Always try on vintage clothing, and if you are shopping online (I love eBay and Juno Says Hello ) make sure you know your full measurements. I’m an apple shape, which means I carry most of my weight around the middle. My go-to outfits are shift and empire dresses from the 1950s and 1960s that skim flatteringly over the tummy. For pear-shaped girls pretty much anything A-line will look great, as it hides weight around the hips and thighs, or try a Dior New Look-inspired silhouette from the 1950s with a defined waist and full skirt. A 1950s wiggle dress or pencil skirt that accentuate the waist are brilliant for hour-glass figures – a tight fit avoids a frumpy shape. A skinny frame can carry off the androgynous flapper look from the 1920s better than any other shape. Partner a loose dress with big heels for glamour.
1950s navy blue silk faille dress with hidden pockets from Juno Says Hello
Styling plus-size and petite shapes
For women who are size 16 plus, 1940s tea dresses are great because they are loose-fitting but feminine. Buy trousers that fit you perfectly from the high street and find a boldly patterned 1980s shift top to wear for a daytime look. Fabrics such as silk and jersey drape flatteringly over curves – look to Jean Muir’s designs from the 1960s for inspiration. For petite girls, coats from the early 1960s are awesome, as the sleeves are three-quarter length and the detailing is minimal. A late-1950s hostess dress that gathers at the waist should fall around the knee on petite women. There’s nothing better than wearing a 1970s maxidress in the summer. If you are plus-sized or petite, avoid looking swamped by lots of fabric by choosing one that is slim fitting and follows the shape of your body.
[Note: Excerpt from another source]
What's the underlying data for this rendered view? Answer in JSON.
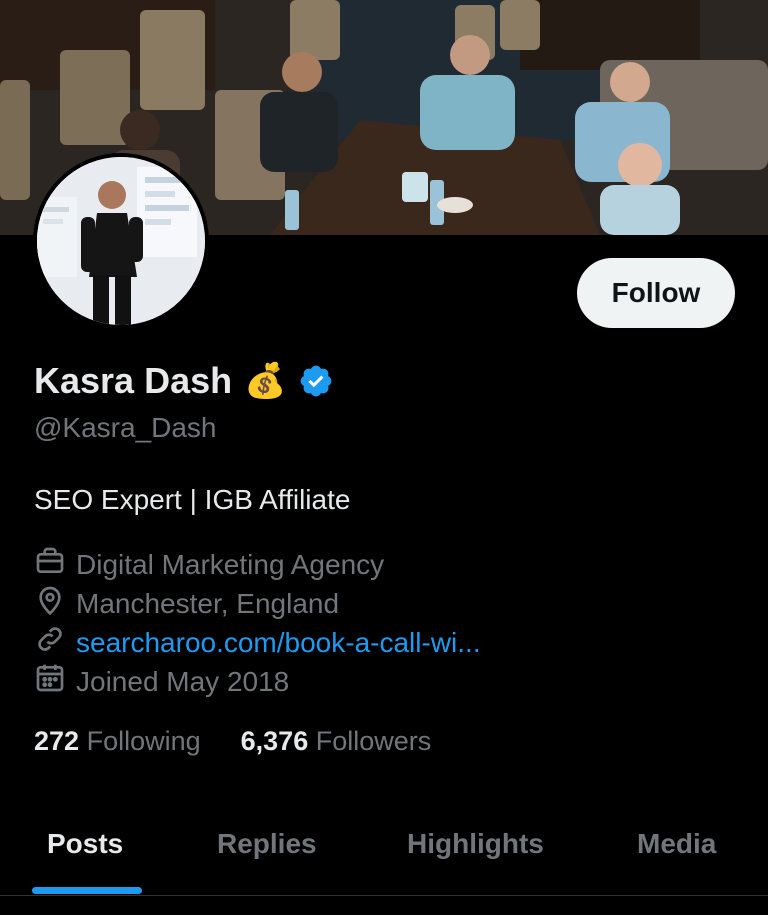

Dawn O’Porter presents ” This Old Thing ” on Channel 4. The accompanying book is available now